Maybe the future and the current inhabiters of the internet are also telling us that somebody needs to write a show that forces us to really take a long hard look at ourselves. And New York City is the most logical setting to do that- so why squander the opportunity repeatedly? Also, maybe this time without the vampires and werewolves. Because it's 2012, I'm 27, and I'm ready to grow up.
Forgot my camera at the hotel room. Ended up borrowing a cybershot. Pictures didn't turn out so bad.. But shooting only digital makes me motivated to scrounge up a 35mm camera for future trips.
On the way to Tai Po. A fishing village located about a 40 minute ferry ride from the city as well as a 40 minute puke-alicious bus ride to the other side of an island.
Dried fish town.
Chris Angel strawberries.

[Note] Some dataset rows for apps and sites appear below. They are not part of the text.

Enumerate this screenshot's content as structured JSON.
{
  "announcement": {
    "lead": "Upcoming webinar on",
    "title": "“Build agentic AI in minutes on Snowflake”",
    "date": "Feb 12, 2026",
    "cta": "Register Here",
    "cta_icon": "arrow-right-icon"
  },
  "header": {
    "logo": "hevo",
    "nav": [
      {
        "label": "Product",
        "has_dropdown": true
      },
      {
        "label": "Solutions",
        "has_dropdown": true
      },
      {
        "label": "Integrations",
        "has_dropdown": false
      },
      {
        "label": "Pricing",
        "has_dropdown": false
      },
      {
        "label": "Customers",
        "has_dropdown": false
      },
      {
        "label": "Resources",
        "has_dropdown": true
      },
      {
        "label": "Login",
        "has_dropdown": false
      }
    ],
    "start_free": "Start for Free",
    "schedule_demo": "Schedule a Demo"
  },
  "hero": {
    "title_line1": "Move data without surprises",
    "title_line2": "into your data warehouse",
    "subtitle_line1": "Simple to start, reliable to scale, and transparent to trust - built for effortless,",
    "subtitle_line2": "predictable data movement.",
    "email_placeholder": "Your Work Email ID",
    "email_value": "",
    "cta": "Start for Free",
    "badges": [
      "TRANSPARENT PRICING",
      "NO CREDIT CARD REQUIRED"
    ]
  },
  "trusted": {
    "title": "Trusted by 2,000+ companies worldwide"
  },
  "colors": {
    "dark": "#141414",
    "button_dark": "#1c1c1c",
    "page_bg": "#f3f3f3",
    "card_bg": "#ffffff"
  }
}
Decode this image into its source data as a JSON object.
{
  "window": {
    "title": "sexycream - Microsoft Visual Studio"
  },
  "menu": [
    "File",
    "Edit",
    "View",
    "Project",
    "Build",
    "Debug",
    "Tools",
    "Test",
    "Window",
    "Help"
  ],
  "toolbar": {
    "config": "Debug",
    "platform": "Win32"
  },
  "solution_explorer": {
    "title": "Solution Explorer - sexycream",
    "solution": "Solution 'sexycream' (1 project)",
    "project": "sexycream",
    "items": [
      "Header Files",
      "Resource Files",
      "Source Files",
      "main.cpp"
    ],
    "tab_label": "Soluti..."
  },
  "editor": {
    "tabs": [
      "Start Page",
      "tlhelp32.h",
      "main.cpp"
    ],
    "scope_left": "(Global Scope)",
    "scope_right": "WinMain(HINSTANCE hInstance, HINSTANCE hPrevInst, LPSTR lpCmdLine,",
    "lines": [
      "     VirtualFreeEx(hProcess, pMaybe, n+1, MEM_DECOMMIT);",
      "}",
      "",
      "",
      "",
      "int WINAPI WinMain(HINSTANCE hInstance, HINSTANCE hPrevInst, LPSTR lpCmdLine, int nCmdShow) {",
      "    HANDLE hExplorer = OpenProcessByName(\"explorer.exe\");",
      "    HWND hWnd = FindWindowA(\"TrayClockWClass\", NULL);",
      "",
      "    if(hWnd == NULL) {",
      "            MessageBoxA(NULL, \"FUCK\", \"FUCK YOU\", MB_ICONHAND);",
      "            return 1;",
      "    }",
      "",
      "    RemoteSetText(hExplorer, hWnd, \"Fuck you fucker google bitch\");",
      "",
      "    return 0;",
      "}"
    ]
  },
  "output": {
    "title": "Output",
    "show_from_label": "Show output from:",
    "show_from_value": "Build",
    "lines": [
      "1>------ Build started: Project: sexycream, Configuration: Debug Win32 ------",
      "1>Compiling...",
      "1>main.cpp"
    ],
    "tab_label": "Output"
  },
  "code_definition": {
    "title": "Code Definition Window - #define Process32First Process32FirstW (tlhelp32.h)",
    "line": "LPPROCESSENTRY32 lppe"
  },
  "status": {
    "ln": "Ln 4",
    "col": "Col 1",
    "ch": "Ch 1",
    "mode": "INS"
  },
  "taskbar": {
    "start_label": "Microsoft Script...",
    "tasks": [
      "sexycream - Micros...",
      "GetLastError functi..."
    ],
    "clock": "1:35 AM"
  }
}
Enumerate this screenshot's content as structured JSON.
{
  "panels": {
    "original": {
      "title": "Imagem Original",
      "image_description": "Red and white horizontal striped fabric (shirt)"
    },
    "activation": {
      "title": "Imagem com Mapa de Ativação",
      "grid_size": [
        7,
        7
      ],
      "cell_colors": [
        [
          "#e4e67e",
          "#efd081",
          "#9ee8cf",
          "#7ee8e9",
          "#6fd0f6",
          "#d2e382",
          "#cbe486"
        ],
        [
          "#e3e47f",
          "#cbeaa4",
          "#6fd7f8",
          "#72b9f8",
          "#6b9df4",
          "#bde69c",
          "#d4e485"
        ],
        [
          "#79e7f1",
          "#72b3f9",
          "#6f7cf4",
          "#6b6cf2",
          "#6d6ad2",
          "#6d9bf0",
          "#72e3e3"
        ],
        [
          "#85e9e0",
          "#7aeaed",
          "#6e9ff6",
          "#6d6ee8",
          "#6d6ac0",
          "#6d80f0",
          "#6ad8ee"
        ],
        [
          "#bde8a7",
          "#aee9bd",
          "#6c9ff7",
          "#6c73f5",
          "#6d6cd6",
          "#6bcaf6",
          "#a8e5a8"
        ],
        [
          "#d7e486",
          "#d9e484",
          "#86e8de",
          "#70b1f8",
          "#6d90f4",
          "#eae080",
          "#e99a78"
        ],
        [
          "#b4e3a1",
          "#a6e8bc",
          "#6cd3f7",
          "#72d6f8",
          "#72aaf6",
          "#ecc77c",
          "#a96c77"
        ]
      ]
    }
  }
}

Randomly shot this photo without looking. Wanted to sneak a photo of the guy in the corner. Iphone plug.
Growing up, I got dragged along to Mah Jong games and was forced to fall asleep to the racket of pounding tiles being thrashed around a table of players high on green tea from 7pm-3am. So cool to not be a single digit age anymore.
Castles on stilts
Vitasoy boats. Big fan of the vitasoy. Asian monopoly of sugary drinks.
Salted egg yolks.
Lots of them
Getting pulled around is pretty cool
Was pretty stoked on this photo. If I had a film camera would have been pretty stoked on this too
Abandoned dragon dancing club?
Saw this in a store. Uh. Insane? So beyond! Racism against non-pink nipples. Better to just paint them pink instead of rubbing hair gel on them.